Thursday April 13th 2023, 7.30pm, The Cellar
Rising Scottish singer/songwriter Callum Beattie has had a whirlwind career. His debut album ‘People Like Us’ was an astonishing breakout success on its release, hitting the top spot on the Scottish Album Charts, #7 in The Official UK Album Sales Chart and listed as BBC Radio 2’s ‘Album Of The Week.’ He has had seven BBC Radio 2 playlist singles under his belt, including ‘Salamander Street,’ which landed on BBC Radio 2 B-List for four consecutive weeks with over 13,000 radio plays.
Callum has also built huge radio support across Scotland, including an incredible 6 months play listed on Bauer’s Hits Radio Scotland network for his single ‘Salamander Street,’ which due to its popularity with listeners continues to receive plays. He has seen recent singles championed by BBC Radio Scotland and at wider radio has achieved adds on the likes of BBC Local Network, Bauer’s Wave 105 & Downtown Radio, Nation Broadcasting, Virgin Radio Chilled, Q Radio network, Time 1075, ‘The Beat’ (BBC Nottingham) and Amazing Radio to name a few.
There has been no slowing down for Callum, he recently supported Amy Macdonald on her UK tour, including a show at London’s iconic Roundhouse, and won the prestigious ‘Scottish Artist of the Year’ Award at the Bauer Forth FM Awards 2022. Callum also prides himself on his ongoing charity work, using his music to help raise vital funds to support children and young people with life-shortening conditions, as well supporting charities for the homeless.
Now Callum is back with the next chapter in his music career, releasing his highly anticipated second studio album ‘Vandals.’ The album goes right back to his roots, a selection of songs penned about Scotland, working class life, and coming of age. “I grew up in a post Thatcher Britain, in a fairly rough part of Scotland, raised by my dad, and experienced the poverty and roughness of those times first hand,” says Callum. “Culturally, it was a very specific period in history, where you could almost feel the class divide on the local streets, and this album is a representative of that period in our culture. I feel strongly that we are moving towards a culturally similar period in history, where the very deepest and the most important depths of human emotions are being neglected in favour of capitalism, growth and big business.”

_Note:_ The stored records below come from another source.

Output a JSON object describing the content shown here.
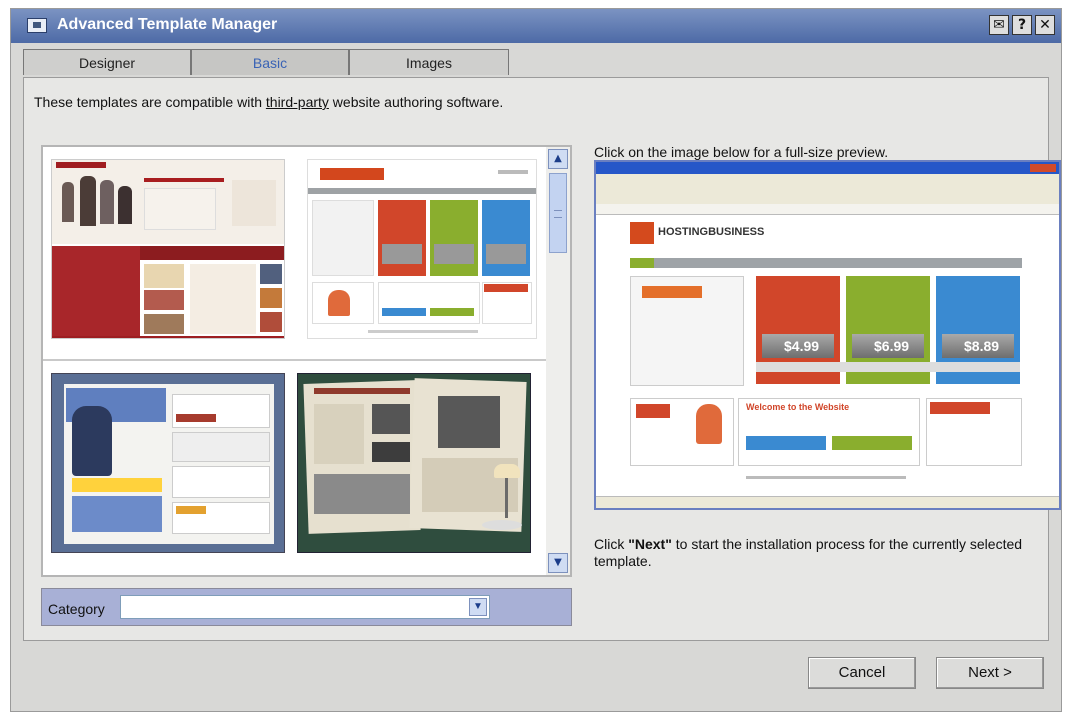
{
  "window": {
    "title": "Advanced Template Manager"
  },
  "titlebar_buttons": [
    {
      "icon": "envelope-icon",
      "glyph": "✉"
    },
    {
      "icon": "help-icon",
      "glyph": "?"
    },
    {
      "icon": "close-icon",
      "glyph": "✕"
    }
  ],
  "tabs": [
    {
      "label": "Designer",
      "active": false
    },
    {
      "label": "Basic",
      "active": true
    },
    {
      "label": "Images",
      "active": false
    }
  ],
  "intro": {
    "before": "These templates are compatible with ",
    "link": "third-party",
    "after": " website authoring software."
  },
  "category": {
    "label": "Category",
    "value": ""
  },
  "preview": {
    "caption": "Click on the image below for a full-size preview.",
    "brand": "HOSTINGBUSINESS",
    "prices": [
      "$4.99",
      "$6.99",
      "$8.89"
    ],
    "welcome": "Welcome to the Website"
  },
  "next_note": {
    "before": "Click ",
    "strong": "\"Next\"",
    "after": " to start the installation process for the currently selected template."
  },
  "buttons": {
    "cancel": "Cancel",
    "next": "Next >"
  },
  "colors": {
    "titlebar": "#5a74ad",
    "accent_red": "#d1462a",
    "accent_green": "#8aae2e",
    "accent_blue": "#3a8ad1"
  }
}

Speaking of the making of the album, Callum says “I’ve been listening to a lot of different music when writing these songs, and I suppose what’s really different for me this time, is that I’ve made the record with my live band, whereas my first album was recorded all over the world with various session players.” Worth comparing to peers such as Gerry Cinnamon, there’s also a hint of Frank Turner into his precocious, speaking-truth-to-power sensibility. “It’s nice to be back in Scotland, doing this new album – everything about it is Scottish,” he grins. “Every person who played on it is Scottish. It was recorded in Glasgow, written in Glasgow. It feels more natural now that I’m away from that world.”
The first single off the album, ‘Heart Stops Beating’ is a highly anthemic single, which Callum says is “about how we never stop loving someone, whether they are physically present or not.” He performed the single for the first time on stage at Scotland’s TRNSMT Festival which was well received, with fans given a taste of what’s to come from the new album. “When I write songs, I imagine that people are screaming them back to me at festivals,” Callum says. “I like anthemic music, and I guess this new album is exactly that.”
The artwork from the album also has significant meaning, with Callum explaining “We chose to take a different approach to the artwork and have used an iconic photo by a very iconic photographer called Gavin Watson. Gavin was the inspiration behind Shane Meadows’ ‘This Is England,’ and working with him was a dream come true. I was also fortunate enough for him to come up to Glasgow and shoot all my press shots. I loved working with him, he’s a total creative genius, and I think we are perfectly matched in terms of his imagery and the music.”
Callum Beattie’s route is paved with empathy, a working class voice speaking with profound honesty. “You have to have emotion,” he says. “That’s what music is – it’s about making somebody feel better about their life. And it’s also storytelling. They’re all stories, every song.”